• **Assignment**
The reply must consist of the entire listing, reproduced exactly.

---------- Given records

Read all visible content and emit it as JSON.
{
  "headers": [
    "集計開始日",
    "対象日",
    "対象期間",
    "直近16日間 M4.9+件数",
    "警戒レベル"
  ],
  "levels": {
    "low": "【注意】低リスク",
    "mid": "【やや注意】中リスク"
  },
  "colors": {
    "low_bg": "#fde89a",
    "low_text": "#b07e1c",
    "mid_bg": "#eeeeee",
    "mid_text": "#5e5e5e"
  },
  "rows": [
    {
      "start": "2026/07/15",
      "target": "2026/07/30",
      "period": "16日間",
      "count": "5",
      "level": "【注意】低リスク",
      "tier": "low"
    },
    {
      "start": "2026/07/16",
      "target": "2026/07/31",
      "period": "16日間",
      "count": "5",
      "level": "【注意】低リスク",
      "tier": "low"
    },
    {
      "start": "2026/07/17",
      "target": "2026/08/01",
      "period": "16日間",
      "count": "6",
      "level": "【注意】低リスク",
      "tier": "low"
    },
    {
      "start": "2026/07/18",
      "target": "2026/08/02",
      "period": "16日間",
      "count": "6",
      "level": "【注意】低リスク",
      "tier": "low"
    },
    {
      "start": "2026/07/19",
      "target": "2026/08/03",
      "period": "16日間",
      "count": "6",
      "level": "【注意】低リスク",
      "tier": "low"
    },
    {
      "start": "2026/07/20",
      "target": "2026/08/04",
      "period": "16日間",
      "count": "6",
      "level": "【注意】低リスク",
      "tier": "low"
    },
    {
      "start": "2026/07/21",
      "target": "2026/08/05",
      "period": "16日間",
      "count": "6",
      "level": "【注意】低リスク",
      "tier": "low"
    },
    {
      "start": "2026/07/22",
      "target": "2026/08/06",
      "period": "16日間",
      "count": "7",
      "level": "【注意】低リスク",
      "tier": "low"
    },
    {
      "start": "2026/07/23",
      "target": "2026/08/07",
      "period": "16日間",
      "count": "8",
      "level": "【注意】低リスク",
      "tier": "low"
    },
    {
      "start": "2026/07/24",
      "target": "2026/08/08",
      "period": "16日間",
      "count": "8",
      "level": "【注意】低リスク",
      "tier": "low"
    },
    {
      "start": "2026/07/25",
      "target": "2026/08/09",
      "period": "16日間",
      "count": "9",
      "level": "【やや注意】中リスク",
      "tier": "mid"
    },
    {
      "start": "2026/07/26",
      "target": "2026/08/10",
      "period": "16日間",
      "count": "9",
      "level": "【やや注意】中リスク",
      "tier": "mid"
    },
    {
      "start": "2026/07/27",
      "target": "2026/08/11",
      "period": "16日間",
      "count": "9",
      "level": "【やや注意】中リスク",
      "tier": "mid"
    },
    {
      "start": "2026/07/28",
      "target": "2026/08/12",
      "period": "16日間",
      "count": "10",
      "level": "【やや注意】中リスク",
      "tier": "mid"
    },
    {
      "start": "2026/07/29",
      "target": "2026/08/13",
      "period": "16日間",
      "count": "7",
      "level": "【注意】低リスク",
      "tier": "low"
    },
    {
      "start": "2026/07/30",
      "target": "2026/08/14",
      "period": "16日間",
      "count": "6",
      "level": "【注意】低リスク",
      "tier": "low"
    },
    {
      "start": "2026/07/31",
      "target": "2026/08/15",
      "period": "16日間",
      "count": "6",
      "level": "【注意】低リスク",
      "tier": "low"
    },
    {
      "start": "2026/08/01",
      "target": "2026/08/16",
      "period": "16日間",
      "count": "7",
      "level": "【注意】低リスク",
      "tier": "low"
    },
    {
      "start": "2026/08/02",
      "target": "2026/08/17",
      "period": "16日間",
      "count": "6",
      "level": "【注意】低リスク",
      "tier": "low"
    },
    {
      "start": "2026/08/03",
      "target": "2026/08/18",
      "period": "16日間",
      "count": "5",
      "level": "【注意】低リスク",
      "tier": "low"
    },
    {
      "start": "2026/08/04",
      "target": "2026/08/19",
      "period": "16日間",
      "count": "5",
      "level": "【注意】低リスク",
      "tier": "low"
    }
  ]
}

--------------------

• **Written reply**
Read all visible content and emit it as JSON.
{
  "headers": [
    "集計開始日",
    "対象日",
    "対象期間",
    "直近16日間 M4.9+件数",
    "警戒レベル"
  ],
  "levels": {
    "low": "【注意】低リスク",
    "mid": "【やや注意】中リスク"
  },
  "colors": {
    "low_bg": "#fde89a",
    "low_text": "#b07e1c",
    "mid_bg": "#eeeeee",
    "mid_text": "#5e5e5e"
  },
  "rows": [
    {
      "start": "2026/07/15",
      "target": "2026/07/30",
      "period": "16日間",
      "count": "5",
      "level": "【注意】低リスク",
      "tier": "low"
    },
    {
      "start": "2026/07/16",
      "target": "2026/07/31",
      "period": "16日間",
      "count": "5",
      "level": "【注意】低リスク",
      "tier": "low"
    },
    {
      "start": "2026/07/17",
      "target": "2026/08/01",
      "period": "16日間",
      "count": "6",
      "level": "【注意】低リスク",
      "tier": "low"
    },
    {
      "start": "2026/07/18",
      "target": "2026/08/02",
      "period": "16日間",
      "count": "6",
      "level": "【注意】低リスク",
      "tier": "low"
    },
    {
      "start": "2026/07/19",
      "target": "2026/08/03",
      "period": "16日間",
      "count": "6",
      "level": "【注意】低リスク",
      "tier": "low"
    },
    {
      "start": "2026/07/20",
      "target": "2026/08/04",
      "period": "16日間",
      "count": "6",
      "level": "【注意】低リスク",
      "tier": "low"
    },
    {
      "start": "2026/07/21",
      "target": "2026/08/05",
      "period": "16日間",
      "count": "6",
      "level": "【注意】低リスク",
      "tier": "low"
    },
    {
      "start": "2026/07/22",
      "target": "2026/08/06",
      "period": "16日間",
      "count": "7",
      "level": "【注意】低リスク",
      "tier": "low"
    },
    {
      "start": "2026/07/23",
      "target": "2026/08/07",
      "period": "16日間",
      "count": "8",
      "level": "【注意】低リスク",
      "tier": "low"
    },
    {
      "start": "2026/07/24",
      "target": "2026/08/08",
      "period": "16日間",
      "count": "8",
      "level": "【注意】低リスク",
      "tier": "low"
    },
    {
      "start": "2026/07/25",
      "target": "2026/08/09",
      "period": "16日間",
      "count": "9",
      "level": "【やや注意】中リスク",
      "tier": "mid"
    },
    {
      "start": "2026/07/26",
      "target": "2026/08/10",
      "period": "16日間",
      "count": "9",
      "level": "【やや注意】中リスク",
      "tier": "mid"
    },
    {
      "start": "2026/07/27",
      "target": "2026/08/11",
      "period": "16日間",
      "count": "9",
      "level": "【やや注意】中リスク",
      "tier": "mid"
    },
    {
      "start": "2026/07/28",
      "target": "2026/08/12",
      "period": "16日間",
      "count": "10",
      "level": "【やや注意】中リスク",
      "tier": "mid"
    },
    {
      "start": "2026/07/29",
      "target": "2026/08/13",
      "period": "16日間",
      "count": "7",
      "level": "【注意】低リスク",
      "tier": "low"
    },
    {
      "start": "2026/07/30",
      "target": "2026/08/14",
      "period": "16日間",
      "count": "6",
      "level": "【注意】低リスク",
      "tier": "low"
    },
    {
      "start": "2026/07/31",
      "target": "2026/08/15",
      "period": "16日間",
      "count": "6",
      "level": "【注意】低リスク",
      "tier": "low"
    },
    {
      "start": "2026/08/01",
      "target": "2026/08/16",
      "period": "16日間",
      "count": "7",
      "level": "【注意】低リスク",
      "tier": "low"
    },
    {
      "start": "2026/08/02",
      "target": "2026/08/17",
      "period": "16日間",
      "count": "6",
      "level": "【注意】低リスク",
      "tier": "low"
    },
    {
      "start": "2026/08/03",
      "target": "2026/08/18",
      "period": "16日間",
      "count": "5",
      "level": "【注意】低リスク",
      "tier": "low"
    },
    {
      "start": "2026/08/04",
      "target": "2026/08/19",
      "period": "16日間",
      "count": "5",
      "level": "【注意】低リスク",
      "tier": "low"
    }
  ]
}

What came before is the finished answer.